**Task requirements:**
Print the data exactly as it is given, please.

**Entries supplied:**
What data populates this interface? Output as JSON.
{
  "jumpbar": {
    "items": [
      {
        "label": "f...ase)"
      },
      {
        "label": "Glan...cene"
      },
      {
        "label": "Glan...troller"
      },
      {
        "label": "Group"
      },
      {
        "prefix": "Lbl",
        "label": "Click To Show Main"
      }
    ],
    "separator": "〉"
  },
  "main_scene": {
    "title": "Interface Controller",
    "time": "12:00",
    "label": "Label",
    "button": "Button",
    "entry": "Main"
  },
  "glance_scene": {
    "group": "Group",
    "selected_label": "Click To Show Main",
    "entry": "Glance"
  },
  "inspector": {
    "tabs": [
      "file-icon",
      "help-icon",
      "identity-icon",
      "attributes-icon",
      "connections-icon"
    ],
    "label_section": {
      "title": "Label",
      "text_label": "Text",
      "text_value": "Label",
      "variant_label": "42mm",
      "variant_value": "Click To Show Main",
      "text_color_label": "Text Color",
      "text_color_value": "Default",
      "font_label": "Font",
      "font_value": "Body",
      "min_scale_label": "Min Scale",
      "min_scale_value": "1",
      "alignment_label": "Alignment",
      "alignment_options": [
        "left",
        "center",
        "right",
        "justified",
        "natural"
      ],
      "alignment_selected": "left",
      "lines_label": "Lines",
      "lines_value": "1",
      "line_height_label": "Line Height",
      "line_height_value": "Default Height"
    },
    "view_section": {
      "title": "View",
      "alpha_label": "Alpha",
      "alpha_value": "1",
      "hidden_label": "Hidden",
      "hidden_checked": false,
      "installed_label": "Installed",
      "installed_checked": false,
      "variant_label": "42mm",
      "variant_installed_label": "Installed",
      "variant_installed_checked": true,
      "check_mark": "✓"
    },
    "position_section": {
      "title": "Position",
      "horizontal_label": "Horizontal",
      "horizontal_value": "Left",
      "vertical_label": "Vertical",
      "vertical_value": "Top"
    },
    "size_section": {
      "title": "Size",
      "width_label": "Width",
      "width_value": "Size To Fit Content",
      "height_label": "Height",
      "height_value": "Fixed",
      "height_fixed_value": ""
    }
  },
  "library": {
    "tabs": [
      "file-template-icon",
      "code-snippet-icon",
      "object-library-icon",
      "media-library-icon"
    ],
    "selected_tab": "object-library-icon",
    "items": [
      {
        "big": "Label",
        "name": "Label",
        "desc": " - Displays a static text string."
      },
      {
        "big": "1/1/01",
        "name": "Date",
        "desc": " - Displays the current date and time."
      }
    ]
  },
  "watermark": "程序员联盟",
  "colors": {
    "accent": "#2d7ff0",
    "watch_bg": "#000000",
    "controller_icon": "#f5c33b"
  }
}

**Written solution:**
What data populates this interface? Output as JSON.
{
  "jumpbar": {
    "items": [
      {
        "label": "f...ase)"
      },
      {
        "label": "Glan...cene"
      },
      {
        "label": "Glan...troller"
      },
      {
        "label": "Group"
      },
      {
        "prefix": "Lbl",
        "label": "Click To Show Main"
      }
    ],
    "separator": "〉"
  },
  "main_scene": {
    "title": "Interface Controller",
    "time": "12:00",
    "label": "Label",
    "button": "Button",
    "entry": "Main"
  },
  "glance_scene": {
    "group": "Group",
    "selected_label": "Click To Show Main",
    "entry": "Glance"
  },
  "inspector": {
    "tabs": [
      "file-icon",
      "help-icon",
      "identity-icon",
      "attributes-icon",
      "connections-icon"
    ],
    "label_section": {
      "title": "Label",
      "text_label": "Text",
      "text_value": "Label",
      "variant_label": "42mm",
      "variant_value": "Click To Show Main",
      "text_color_label": "Text Color",
      "text_color_value": "Default",
      "font_label": "Font",
      "font_value": "Body",
      "min_scale_label": "Min Scale",
      "min_scale_value": "1",
      "alignment_label": "Alignment",
      "alignment_options": [
        "left",
        "center",
        "right",
        "justified",
        "natural"
      ],
      "alignment_selected": "left",
      "lines_label": "Lines",
      "lines_value": "1",
      "line_height_label": "Line Height",
      "line_height_value": "Default Height"
    },
    "view_section": {
      "title": "View",
      "alpha_label": "Alpha",
      "alpha_value": "1",
      "hidden_label": "Hidden",
      "hidden_checked": false,
      "installed_label": "Installed",
      "installed_checked": false,
      "variant_label": "42mm",
      "variant_installed_label": "Installed",
      "variant_installed_checked": true,
      "check_mark": "✓"
    },
    "position_section": {
      "title": "Position",
      "horizontal_label": "Horizontal",
      "horizontal_value": "Left",
      "vertical_label": "Vertical",
      "vertical_value": "Top"
    },
    "size_section": {
      "title": "Size",
      "width_label": "Width",
      "width_value": "Size To Fit Content",
      "height_label": "Height",
      "height_value": "Fixed",
      "height_fixed_value": ""
    }
  },
  "library": {
    "tabs": [
      "file-template-icon",
      "code-snippet-icon",
      "object-library-icon",
      "media-library-icon"
    ],
    "selected_tab": "object-library-icon",
    "items": [
      {
        "big": "Label",
        "name": "Label",
        "desc": " - Displays a static text string."
      },
      {
        "big": "1/1/01",
        "name": "Date",
        "desc": " - Displays the current date and time."
      }
    ]
  },
  "watermark": "程序员联盟",
  "colors": {
    "accent": "#2d7ff0",
    "watch_bg": "#000000",
    "controller_icon": "#f5c33b"
  }
}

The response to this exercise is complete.